IVELISSE: The history of the South is conflated with slavery and violence. As a Southern poet contemplating the history of the South, what Southern present or future, do you hope to shape in your poetry?
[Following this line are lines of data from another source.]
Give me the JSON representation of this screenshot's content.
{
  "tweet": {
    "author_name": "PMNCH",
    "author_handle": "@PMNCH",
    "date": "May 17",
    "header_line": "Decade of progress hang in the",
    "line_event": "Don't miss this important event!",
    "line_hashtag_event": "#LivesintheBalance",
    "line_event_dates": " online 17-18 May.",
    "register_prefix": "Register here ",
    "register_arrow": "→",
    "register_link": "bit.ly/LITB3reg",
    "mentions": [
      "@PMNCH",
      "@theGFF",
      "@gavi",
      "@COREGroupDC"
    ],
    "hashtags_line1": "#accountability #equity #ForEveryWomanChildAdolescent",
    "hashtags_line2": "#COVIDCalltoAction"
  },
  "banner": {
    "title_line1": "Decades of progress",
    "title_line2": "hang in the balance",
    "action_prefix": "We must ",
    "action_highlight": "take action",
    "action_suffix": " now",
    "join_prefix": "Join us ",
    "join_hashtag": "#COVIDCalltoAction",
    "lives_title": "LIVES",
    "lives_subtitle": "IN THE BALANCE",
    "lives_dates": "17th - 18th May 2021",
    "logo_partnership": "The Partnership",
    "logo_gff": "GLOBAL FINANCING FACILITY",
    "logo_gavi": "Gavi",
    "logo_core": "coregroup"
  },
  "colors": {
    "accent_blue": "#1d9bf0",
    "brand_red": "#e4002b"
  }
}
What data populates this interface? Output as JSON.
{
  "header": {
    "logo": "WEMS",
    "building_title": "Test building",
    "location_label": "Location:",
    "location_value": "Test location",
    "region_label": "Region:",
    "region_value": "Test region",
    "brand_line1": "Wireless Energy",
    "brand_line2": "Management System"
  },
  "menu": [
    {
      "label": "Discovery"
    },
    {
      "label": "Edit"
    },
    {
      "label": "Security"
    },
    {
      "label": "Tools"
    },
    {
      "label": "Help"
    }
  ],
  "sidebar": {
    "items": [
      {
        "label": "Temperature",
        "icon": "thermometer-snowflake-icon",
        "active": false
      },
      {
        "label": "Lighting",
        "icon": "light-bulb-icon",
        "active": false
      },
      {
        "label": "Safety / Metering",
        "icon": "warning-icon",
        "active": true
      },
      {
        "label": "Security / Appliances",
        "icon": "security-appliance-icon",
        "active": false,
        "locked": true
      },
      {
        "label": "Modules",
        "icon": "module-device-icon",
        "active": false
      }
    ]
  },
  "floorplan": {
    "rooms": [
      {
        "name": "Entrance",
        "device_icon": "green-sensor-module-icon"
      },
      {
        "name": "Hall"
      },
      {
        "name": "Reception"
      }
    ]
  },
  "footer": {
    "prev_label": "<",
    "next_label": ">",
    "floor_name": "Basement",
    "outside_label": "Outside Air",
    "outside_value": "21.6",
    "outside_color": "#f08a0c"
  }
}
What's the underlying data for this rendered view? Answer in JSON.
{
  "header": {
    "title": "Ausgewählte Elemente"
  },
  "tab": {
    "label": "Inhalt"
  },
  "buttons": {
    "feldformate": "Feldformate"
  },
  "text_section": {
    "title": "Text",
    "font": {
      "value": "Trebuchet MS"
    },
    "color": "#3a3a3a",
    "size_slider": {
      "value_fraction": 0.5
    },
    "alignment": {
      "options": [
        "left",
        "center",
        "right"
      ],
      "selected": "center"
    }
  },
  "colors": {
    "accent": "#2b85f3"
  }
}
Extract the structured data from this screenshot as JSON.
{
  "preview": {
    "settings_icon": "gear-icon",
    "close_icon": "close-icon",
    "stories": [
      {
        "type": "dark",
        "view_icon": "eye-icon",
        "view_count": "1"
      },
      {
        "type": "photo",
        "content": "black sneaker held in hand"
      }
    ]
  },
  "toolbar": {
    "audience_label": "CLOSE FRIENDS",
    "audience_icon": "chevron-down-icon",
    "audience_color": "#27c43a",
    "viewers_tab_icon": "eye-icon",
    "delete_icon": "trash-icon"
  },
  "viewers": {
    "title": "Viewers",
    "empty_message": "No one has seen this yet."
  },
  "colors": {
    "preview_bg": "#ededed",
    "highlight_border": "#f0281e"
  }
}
ANSEL: The town I was born in, Anniston, Alabama, was founded after the Civil War and heralded as the “Model City of the New South.” How ironic, then, that it’s most known for the horrific firebombing of a bus of Freedom Riders in the 60s. I want to confront race and class head-on. I want to confront injustice and inhumanity head-on. The South’s present is in the past. Look at what’s been happening at the University of Mississippi with the recent defacing of the James Meredith statue, and, then, earlier in the fall, there were anti-gay slurs yelled at performers in a production of “The Laramie Project.” Look at the University of Alabama, where they refuse to integrate their sororities. While it’s easy enough to condemn those people by saying, “Oh, look at those racist yokels!” or “The South is so backwards!” that’s not doing anything to engage with the problem in any meaningful way. You can’t just judge people; you’ve got to engage in a dialogue with them to help them transform themselves. The South is changing, but there’s a lot of resistance to that change. These injustices are not going to go away on their own. I believe the arts are a great tool for creating dialogue and challenging these deeply held beliefs and suspicions about people who are different.
IVELISSE: You have already started working on your next poetry collection. Can you tell us about that new writing project?
ANSEL: My second collection of poetry explores the private lives of conjoined twins. As someone interested in multiple ways of being, I see the situation of joined twins as just another way of being. We “singletons” (as joined twins often refer to single-bodied people) might see the Siamese twins and be stunned at the sight of their bodies or even find them grotesque, but just as you or I, they were born into their bodies and it’s no more strange to them than it is strange for us to inhabit our own bodies. Instead of viewing their bodies as a limitation, I see them as unique because they experience the world in radically different ways than everyone else. They are truly extraordinary.
I am also currently at work on a memoir about being a love child. It is the story of the tremendous hostility my parents endured for the sake of love—of “unlawful” love—and what they went through to bring me into this world. Especially my mother, because women always bear the brunt of shaming whenever there’s some kind of social transgression. In Love Child, I’m exploring what it means to be an “illegitimate,” and the social stigma of being born out of wedlock. I’m taking as a call to arms Edmund’s line in “Lear,” “Now, gods, stand up for bastards!”